# EXERCISE
Find every line in the records that holds the string "Monto". Copy each one.

....

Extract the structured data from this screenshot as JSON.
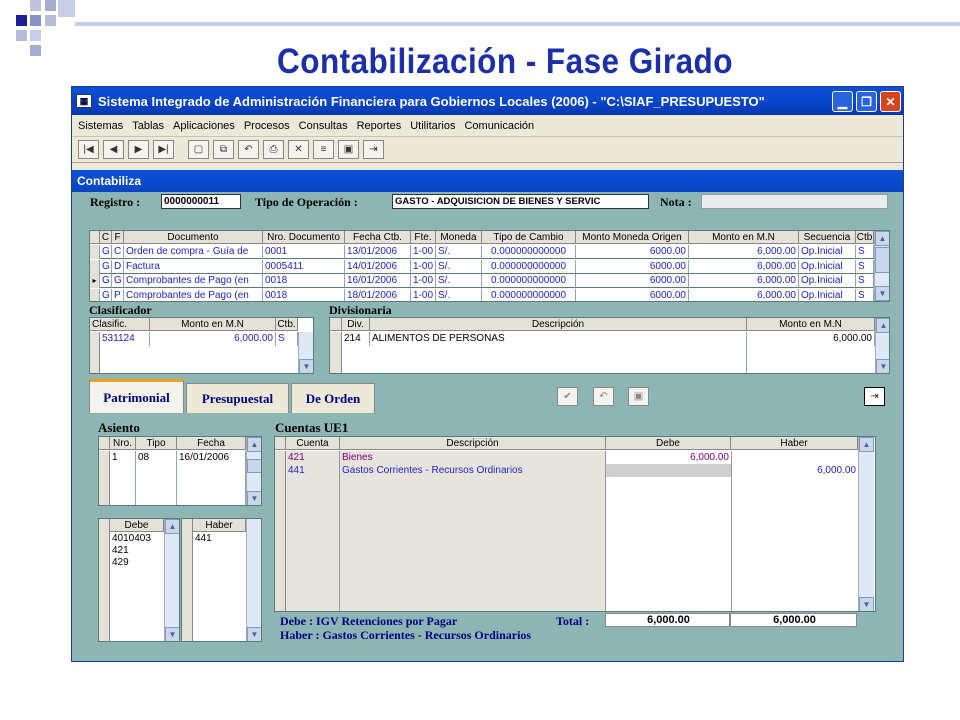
{
  "slide": {
    "title": "Contabilización - Fase Girado"
  },
  "window": {
    "title": "Sistema Integrado de Administración Financiera para Gobiernos Locales (2006) - \"C:\\SIAF_PRESUPUESTO\""
  },
  "menu": [
    "Sistemas",
    "Tablas",
    "Aplicaciones",
    "Procesos",
    "Consultas",
    "Reportes",
    "Utilitarios",
    "Comunicación"
  ],
  "form": {
    "title": "Contabiliza",
    "registro_label": "Registro :",
    "registro_value": "0000000011",
    "tipo_label": "Tipo de Operación :",
    "tipo_value": "GASTO - ADQUISICION DE BIENES Y SERVIC",
    "nota_label": "Nota :",
    "nota_value": ""
  },
  "documents": {
    "headers": [
      "C",
      "F",
      "Documento",
      "Nro. Documento",
      "Fecha Ctb.",
      "Fte.",
      "Moneda",
      "Tipo de Cambio",
      "Monto Moneda Origen",
      "Monto en M.N",
      "Secuencia",
      "Ctb"
    ],
    "rows": [
      [
        "G",
        "C",
        "Orden de compra - Guía de",
        "0001",
        "13/01/2006",
        "1-00",
        "S/.",
        "0.000000000000",
        "6000.00",
        "6,000.00",
        "Op.Inicial",
        "S"
      ],
      [
        "G",
        "D",
        "Factura",
        "0005411",
        "14/01/2006",
        "1-00",
        "S/.",
        "0.000000000000",
        "6000.00",
        "6,000.00",
        "Op.Inicial",
        "S"
      ],
      [
        "G",
        "G",
        "Comprobantes de Pago (en",
        "0018",
        "16/01/2006",
        "1-00",
        "S/.",
        "0.000000000000",
        "6000.00",
        "6,000.00",
        "Op.Inicial",
        "S"
      ],
      [
        "G",
        "P",
        "Comprobantes de Pago (en",
        "0018",
        "18/01/2006",
        "1-00",
        "S/.",
        "0.000000000000",
        "6000.00",
        "6,000.00",
        "Op.Inicial",
        "S"
      ]
    ],
    "current_row_marker": "▸"
  },
  "clasificador": {
    "title": "Clasificador",
    "headers": [
      "Clasific.",
      "Monto en M.N",
      "Ctb."
    ],
    "row": [
      "531124",
      "6,000.00",
      "S"
    ]
  },
  "divisionaria": {
    "title": "Divisionaria",
    "headers": [
      "Div.",
      "Descripción",
      "Monto en M.N"
    ],
    "row": [
      "214",
      "ALIMENTOS DE PERSONAS",
      "6,000.00"
    ]
  },
  "tabs": [
    "Patrimonial",
    "Presupuestal",
    "De Orden"
  ],
  "asiento": {
    "title": "Asiento",
    "headers": [
      "Nro.",
      "Tipo",
      "Fecha"
    ],
    "row": [
      "1",
      "08",
      "16/01/2006"
    ]
  },
  "debe_haber": {
    "debe_header": "Debe",
    "haber_header": "Haber",
    "debe_values": [
      "4010403",
      "421",
      "429"
    ],
    "haber_values": [
      "441"
    ]
  },
  "cuentas": {
    "title": "Cuentas UE1",
    "headers": [
      "Cuenta",
      "Descripción",
      "Debe",
      "Haber"
    ],
    "rows": [
      [
        "421",
        "Bienes",
        "6,000.00",
        ""
      ],
      [
        "441",
        "Gastos Corrientes - Recursos Ordinarios",
        "",
        "6,000.00"
      ]
    ]
  },
  "footer": {
    "debe_text": "Debe : IGV Retenciones por Pagar",
    "haber_text": "Haber : Gastos Corrientes - Recursos Ordinarios",
    "total_label": "Total :",
    "total_debe": "6,000.00",
    "total_haber": "6,000.00"
  },
  "colors": {
    "slide_title": "#1a2fa8",
    "window_bg": "#8db5b3",
    "titlebar": "#0843c6",
    "link_blue": "#1f1fcc",
    "purple": "#800080"
  }
}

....

# RESPONSE AREA
      "Monto Moneda Origen",
      "Monto en M.N",
      "Monto en M.N",
      "Monto en M.N"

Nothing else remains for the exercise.